Linked and SPARQLING Ogham stones

Together with Florian Thiery I gave a talk on a side project by the Research Squirrel Engineers, a working group of Research Software Engineers. Our aim in this project is to digitize a catalogue on Ogham stones and put it online in a linked and open way. At the Graph Technologies in the Humanities conference we were invited to present our work. Here is a short version.

Communicating the Past in the Digital Age

I am very happy to announce, that I edited a volume on digital teaching and learning and it came out just a couple days ago! Way back I reported that I will give a presentation on a symposium that I organised at the University of Cologne in Germany. The publication is the outcome of that symposium, where I also wrote a chapter on the challenges of archaeological reconstruction.

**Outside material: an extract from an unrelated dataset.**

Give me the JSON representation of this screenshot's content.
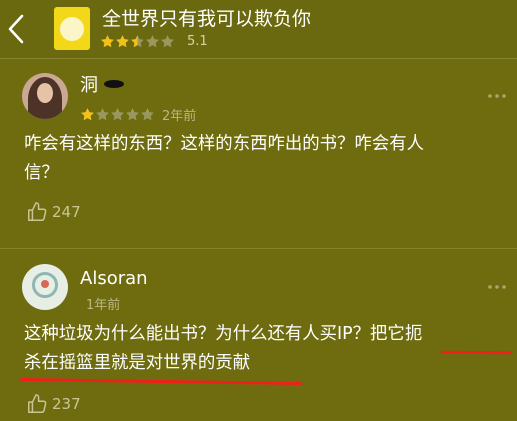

Archaeogaming Series Pt. 2: What can an archaeologist learn from a computer game?

In this series of posts, I want to test in what capacity a AAA-game in a historical setting can actually teach me – as an archaeologist – something I don’t know about history. I have studied Near Eastern Archaeology, Prehistory and Assyriology, but never Egyptology, what would be the perfect branch of study for this game. Nevertheless I still can learn and by playing Assissins Creed Orgins and researching the scientific facts behind it, I want to find out if the game is well researched and document what I learned from it. Spoilers ahead!

Long term storage of things digital

“Digitalisation” is a buzzword in the humanities, closely connected to the Digital Humanities, to open access, reproducibility, sharing heritage and so forth. I believe it is a very important step to a better and more open science. There is one point though, that is important to me: I’ve worked with books 115 years old. How can we make sure people will be able to read our digital output in another 115 years?

Documentation: manual or digital?

It is 2018! Time to document our archaeological digs digitally, wouldn’t you say? We have it all: CAD to draw plans; GIS for maps; photogrammetry / structure from motion for 3D models and rectified photos; databases to connect all this with feature description… why use paper at all?

Well…